It is important for pigs to have a generous amount of fat, as this is vital for sausages, bacon, ham, charcuterie and roasting joints. During cooking the fat provides sweetness and moisture. You may not have known that throughout the year, the amount of fat on a pig varies, so the meat changes seasonally. In the summer, pigs don't have as much fat, but in the winter, they lay down more to help them keep warm.
Pork is best cooked on the bone with its fat, as both bones and fat deepen the flavour and enrich the final dish. The Importance of pork fat cannot be underestimated, not only does it intensify the flavour, it bastes the meat as it cooks and prevents it from drying out. So, never trim the fat off before cooking! You can always take it off before eating if you prefer.
If cooked properly and slowly, pork fat will melt, seep through the meat and then disappear into the cooking juices from where it can be skimmed off, leaving a sweet and tender, juicy piece of pork.
All too often meat comes at a suspiciously bargain price.
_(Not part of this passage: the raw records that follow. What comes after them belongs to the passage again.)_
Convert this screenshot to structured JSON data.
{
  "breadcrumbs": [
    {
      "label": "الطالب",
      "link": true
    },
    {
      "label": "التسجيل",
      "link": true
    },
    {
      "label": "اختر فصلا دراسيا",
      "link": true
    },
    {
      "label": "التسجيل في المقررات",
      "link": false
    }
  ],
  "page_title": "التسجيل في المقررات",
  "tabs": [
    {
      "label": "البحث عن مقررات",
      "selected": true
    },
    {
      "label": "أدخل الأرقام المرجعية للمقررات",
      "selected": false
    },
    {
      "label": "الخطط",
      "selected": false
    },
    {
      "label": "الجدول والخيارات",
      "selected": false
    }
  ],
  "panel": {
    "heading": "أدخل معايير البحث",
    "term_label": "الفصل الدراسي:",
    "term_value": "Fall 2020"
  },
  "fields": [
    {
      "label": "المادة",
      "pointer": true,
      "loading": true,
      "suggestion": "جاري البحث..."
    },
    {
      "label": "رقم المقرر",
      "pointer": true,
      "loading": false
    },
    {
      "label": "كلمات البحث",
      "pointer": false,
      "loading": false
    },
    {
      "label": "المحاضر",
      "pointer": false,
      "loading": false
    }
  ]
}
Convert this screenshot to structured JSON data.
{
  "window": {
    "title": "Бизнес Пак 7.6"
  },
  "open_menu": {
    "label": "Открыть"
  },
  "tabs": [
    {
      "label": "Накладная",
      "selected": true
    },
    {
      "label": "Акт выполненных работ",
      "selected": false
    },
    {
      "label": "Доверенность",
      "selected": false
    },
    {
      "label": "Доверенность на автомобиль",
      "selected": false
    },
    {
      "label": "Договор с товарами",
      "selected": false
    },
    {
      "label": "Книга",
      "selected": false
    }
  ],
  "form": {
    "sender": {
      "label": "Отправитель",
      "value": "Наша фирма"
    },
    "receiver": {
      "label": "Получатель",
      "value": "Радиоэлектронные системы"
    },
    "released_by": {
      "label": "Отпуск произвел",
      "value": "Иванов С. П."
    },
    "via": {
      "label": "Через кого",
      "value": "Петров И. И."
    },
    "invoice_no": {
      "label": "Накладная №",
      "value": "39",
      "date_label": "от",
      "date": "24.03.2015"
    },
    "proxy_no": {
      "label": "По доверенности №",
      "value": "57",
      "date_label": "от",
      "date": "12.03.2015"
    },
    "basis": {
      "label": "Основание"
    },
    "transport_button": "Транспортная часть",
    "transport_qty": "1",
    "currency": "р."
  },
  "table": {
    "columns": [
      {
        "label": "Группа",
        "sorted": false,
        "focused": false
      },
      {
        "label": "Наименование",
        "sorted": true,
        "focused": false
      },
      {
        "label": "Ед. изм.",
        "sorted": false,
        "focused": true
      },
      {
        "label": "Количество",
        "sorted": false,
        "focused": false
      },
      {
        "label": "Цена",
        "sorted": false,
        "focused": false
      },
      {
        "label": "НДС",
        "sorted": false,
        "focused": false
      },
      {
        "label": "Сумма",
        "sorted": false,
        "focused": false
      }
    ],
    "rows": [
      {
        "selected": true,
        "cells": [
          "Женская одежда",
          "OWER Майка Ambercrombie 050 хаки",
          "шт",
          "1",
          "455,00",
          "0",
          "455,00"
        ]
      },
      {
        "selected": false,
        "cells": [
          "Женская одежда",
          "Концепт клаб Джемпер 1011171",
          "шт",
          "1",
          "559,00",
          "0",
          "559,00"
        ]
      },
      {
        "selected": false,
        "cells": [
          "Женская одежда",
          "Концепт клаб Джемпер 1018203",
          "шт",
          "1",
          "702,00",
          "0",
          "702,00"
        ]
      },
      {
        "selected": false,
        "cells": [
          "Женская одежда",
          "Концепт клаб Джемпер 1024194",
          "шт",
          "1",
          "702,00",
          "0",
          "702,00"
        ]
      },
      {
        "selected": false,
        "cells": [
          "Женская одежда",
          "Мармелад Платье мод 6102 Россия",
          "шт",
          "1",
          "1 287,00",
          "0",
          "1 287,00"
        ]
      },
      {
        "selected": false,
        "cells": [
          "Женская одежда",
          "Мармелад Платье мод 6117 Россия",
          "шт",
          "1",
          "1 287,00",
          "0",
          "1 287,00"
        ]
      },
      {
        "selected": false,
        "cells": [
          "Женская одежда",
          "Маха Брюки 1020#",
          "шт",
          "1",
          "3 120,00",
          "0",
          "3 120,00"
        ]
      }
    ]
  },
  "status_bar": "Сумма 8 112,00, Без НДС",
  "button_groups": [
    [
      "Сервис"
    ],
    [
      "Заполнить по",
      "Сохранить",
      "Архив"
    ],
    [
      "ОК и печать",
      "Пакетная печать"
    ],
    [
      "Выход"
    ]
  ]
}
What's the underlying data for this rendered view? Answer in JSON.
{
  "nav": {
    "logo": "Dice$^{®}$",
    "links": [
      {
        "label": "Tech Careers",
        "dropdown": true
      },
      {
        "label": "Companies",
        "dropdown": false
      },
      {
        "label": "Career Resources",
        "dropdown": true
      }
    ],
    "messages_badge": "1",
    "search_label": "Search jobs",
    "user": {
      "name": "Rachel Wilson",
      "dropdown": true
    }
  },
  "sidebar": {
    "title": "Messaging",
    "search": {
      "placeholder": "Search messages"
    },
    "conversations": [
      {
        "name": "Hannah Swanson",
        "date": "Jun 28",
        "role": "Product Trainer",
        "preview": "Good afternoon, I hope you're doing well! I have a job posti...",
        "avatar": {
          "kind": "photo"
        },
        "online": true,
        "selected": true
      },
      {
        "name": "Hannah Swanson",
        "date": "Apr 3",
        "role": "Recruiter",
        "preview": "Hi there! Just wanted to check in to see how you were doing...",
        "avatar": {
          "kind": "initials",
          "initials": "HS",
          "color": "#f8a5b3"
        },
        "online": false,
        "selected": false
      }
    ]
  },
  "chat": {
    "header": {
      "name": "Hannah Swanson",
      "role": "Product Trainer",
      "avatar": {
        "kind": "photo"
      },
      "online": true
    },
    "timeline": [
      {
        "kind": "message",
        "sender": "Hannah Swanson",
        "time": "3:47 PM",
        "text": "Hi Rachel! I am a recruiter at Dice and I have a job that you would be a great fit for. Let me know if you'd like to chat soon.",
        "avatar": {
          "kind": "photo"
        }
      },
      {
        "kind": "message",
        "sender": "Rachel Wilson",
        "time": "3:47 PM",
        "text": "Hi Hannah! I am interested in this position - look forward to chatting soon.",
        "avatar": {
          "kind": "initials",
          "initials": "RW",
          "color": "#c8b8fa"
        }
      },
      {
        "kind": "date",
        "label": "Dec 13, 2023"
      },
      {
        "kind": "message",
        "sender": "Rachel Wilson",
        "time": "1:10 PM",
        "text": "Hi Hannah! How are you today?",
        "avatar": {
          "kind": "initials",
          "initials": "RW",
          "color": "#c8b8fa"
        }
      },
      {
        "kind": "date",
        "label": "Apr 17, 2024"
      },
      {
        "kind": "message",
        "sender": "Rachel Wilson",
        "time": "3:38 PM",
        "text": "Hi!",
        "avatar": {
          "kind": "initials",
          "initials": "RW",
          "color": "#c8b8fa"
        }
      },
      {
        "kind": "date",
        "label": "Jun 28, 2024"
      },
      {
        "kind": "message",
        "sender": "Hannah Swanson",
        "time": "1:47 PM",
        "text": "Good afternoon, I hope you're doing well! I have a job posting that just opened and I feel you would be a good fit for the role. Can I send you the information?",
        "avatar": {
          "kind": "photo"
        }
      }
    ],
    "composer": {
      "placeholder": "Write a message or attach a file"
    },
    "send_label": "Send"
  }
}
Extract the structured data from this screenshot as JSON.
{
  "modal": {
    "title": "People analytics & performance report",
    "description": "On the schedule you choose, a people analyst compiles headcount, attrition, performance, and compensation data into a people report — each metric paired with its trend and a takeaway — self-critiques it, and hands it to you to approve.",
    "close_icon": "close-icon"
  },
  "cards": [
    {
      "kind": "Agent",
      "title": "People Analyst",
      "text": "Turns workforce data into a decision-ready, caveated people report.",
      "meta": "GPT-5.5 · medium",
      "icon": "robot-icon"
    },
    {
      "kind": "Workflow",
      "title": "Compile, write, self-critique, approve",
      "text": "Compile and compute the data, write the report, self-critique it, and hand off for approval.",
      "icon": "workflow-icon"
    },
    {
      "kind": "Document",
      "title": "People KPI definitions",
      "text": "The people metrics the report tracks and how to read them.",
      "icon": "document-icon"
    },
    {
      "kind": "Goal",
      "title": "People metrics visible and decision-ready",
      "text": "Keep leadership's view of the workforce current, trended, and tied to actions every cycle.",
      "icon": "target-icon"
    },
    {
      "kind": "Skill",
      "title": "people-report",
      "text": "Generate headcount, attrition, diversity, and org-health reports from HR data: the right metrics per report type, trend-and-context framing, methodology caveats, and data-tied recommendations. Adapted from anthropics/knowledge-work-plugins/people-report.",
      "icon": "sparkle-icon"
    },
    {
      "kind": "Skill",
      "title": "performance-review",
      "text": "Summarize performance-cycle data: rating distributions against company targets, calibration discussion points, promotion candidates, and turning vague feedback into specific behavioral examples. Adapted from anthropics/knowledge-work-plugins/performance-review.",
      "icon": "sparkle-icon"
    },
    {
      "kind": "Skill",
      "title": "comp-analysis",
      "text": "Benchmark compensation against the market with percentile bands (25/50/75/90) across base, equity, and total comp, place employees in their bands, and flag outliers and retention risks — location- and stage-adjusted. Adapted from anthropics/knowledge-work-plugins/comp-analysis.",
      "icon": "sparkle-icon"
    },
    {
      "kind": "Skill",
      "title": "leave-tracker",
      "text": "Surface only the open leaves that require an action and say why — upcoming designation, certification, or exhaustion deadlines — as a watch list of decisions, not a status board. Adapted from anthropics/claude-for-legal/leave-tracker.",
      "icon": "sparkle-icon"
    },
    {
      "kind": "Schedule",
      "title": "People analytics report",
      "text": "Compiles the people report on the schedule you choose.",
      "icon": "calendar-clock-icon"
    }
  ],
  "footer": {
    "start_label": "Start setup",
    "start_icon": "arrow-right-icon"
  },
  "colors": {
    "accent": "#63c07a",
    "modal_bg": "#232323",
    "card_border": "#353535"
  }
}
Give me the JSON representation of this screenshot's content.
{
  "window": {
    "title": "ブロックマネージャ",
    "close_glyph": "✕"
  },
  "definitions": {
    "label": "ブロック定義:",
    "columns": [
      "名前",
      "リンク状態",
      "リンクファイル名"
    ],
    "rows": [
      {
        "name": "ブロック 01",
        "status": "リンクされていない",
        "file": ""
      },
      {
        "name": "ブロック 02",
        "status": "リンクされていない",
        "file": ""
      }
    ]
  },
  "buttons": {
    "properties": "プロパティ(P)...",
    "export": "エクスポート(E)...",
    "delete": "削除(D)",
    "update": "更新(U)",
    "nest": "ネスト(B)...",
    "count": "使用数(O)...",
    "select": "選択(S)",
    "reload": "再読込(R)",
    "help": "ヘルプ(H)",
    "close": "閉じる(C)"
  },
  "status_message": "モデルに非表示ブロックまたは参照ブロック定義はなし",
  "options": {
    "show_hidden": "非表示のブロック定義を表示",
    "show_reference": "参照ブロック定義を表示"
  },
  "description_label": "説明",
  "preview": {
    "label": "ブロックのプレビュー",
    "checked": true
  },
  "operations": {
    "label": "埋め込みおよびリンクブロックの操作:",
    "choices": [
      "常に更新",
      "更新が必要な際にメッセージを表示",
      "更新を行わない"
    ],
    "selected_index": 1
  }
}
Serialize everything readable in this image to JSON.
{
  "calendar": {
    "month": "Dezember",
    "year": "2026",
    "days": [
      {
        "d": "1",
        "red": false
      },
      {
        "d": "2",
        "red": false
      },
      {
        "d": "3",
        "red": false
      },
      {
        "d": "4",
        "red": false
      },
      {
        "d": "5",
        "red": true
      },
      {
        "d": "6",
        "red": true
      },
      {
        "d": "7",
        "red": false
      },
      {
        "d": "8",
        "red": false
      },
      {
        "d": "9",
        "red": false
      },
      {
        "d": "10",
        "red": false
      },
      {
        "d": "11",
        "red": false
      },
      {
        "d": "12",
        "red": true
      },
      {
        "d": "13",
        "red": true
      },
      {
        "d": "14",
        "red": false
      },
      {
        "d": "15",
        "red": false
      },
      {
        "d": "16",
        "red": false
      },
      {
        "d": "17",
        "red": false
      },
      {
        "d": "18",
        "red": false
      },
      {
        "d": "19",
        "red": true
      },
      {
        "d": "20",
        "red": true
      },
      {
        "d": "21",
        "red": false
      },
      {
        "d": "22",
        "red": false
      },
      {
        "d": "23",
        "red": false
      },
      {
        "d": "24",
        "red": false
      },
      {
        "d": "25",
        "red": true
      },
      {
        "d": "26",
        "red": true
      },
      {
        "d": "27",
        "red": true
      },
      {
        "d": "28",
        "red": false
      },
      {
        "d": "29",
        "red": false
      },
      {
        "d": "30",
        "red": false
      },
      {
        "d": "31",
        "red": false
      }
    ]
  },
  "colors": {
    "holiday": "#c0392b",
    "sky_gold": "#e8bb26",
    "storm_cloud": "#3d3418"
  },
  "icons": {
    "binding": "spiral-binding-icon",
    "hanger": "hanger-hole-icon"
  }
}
With meat, there is no such thing as a bargain. Cheap meat will always come with a compromise, both to the animal's quality of life and to the flavour and quality.
FORE END CUTS
As is the case with all animals, the meat closer to the front of the pig is the sweetest tasting. This is because most of the pig's weight is carried by the front legs, and most of the body's movement takes place at the front of the pig, with its head, neck and front legs. All this constant exercise bulks up the muscles and adds fat marbling throughout. The meat from this area - with all the connective tissues around its complex muscle structure - needs to be cooked long and slow to break down the muscles. The extra fat adds flavour and melts through the meat to increase moisture and give it a juicy, tender flavour. In short, the front of the pig gives great, sweet-tasting meat that is good value.
Pigs have exceptionally long backs and occasionally one extra rib, called a floating rib. The middle of the pig offers great quality meat in the upper part of the body and of course the wonderful belly, which is very popular roasted with its crispy crackling, or cured and turned into streaky bacon.
HIND END CUTS
The rear of the pig has less fat running through the meat and this part is used to make the classic British ham. You can also roast the back leg, but careful attention is needed so that the meat doesn't dry out during cooking due to the lack of marbled fat within the muscles.